John Jackson says an unelected body is swamping us with laws
' If you think that Britain is a democracy and that the insurance industry is regulated by the UK parliament and subject to laws passed through that institution by the elected government of the day, then read on.
Two weeks ago a relatively innocent-sounding front page headline in Insurance Times proclaimed: "Insurers face EC competition survey." The secondary heading read: "Respond to questionnaire or face fines, European Commission tells insurers."
Just what is this European Commission (EC) that issues threats of financial penalties against UK insurers unless it is obeyed?
It cannot be removed by the British electorate, our parliament has no powers over it, nor has our elected government.
It has the sole right to propose legislation at EU level and is responsible for around 70% of the UK's laws.
This is the Commission whose auditors have, for 11 years, refused to sign off its books because of maladministration and fraud, and who sack the whistleblowers, not the perpetrators.
Can you imagine a UK insurer or broker being allowed to trade that long without being closed down and the directors prosecuted?
The EC runs one of the world's most protectionist regimes, with trade barriers erected higher than Canary Wharf. The recent furore over shoe imports into the EU is a case in point. Do I hear mutterings about people in glasshouses...?
In a House of Lords written answer on 30 January (HL 3465), the government admitted that, since the launch of the EC's drive for better regulation in 2004, the number of regulations and Directives imposed on the UK over and above those that had been repealed or had expired, was 423 - that's around one new law a day. Indirectly, many of these laws affect the insurance industry.
In the Insurance Times article, Mark Winlow, a director of consultancy LECG, said the Commission did not understand how the London market worked. That is an understatement. The EC has no idea how any market works, being far, far removed from any competition itself.
As to competition, the UK insurance industry shrinks competitively as insurers swallow each other up, the big ones getting bigger.
As if Aviva was not big enough, it wanted the Pru. City gossip has it that both insurers could now have left themselves open to bids from the likes of AXA, AIG or Allianz. Other insurers are rumoured to be potential take-over fodder. What will all this do for competition? Not a lot.

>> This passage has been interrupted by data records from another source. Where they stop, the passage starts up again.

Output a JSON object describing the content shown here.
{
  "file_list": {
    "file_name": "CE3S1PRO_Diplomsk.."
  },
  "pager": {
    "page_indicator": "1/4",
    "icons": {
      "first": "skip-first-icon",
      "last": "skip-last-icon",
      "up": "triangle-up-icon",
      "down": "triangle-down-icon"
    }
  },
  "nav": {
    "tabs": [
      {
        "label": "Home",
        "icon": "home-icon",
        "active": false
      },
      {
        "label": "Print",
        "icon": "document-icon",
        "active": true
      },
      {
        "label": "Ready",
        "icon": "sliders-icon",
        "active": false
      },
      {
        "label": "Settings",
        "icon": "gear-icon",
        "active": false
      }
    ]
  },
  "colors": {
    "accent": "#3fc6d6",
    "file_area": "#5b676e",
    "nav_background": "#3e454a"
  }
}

As insurers become more remote, with too much reliance on technology, with call centres flourishing on the Indian sub-continent, FSA regulation getting worse and now Brussels bullying, one wonders how many players will be left in this industry in a few years' time. IT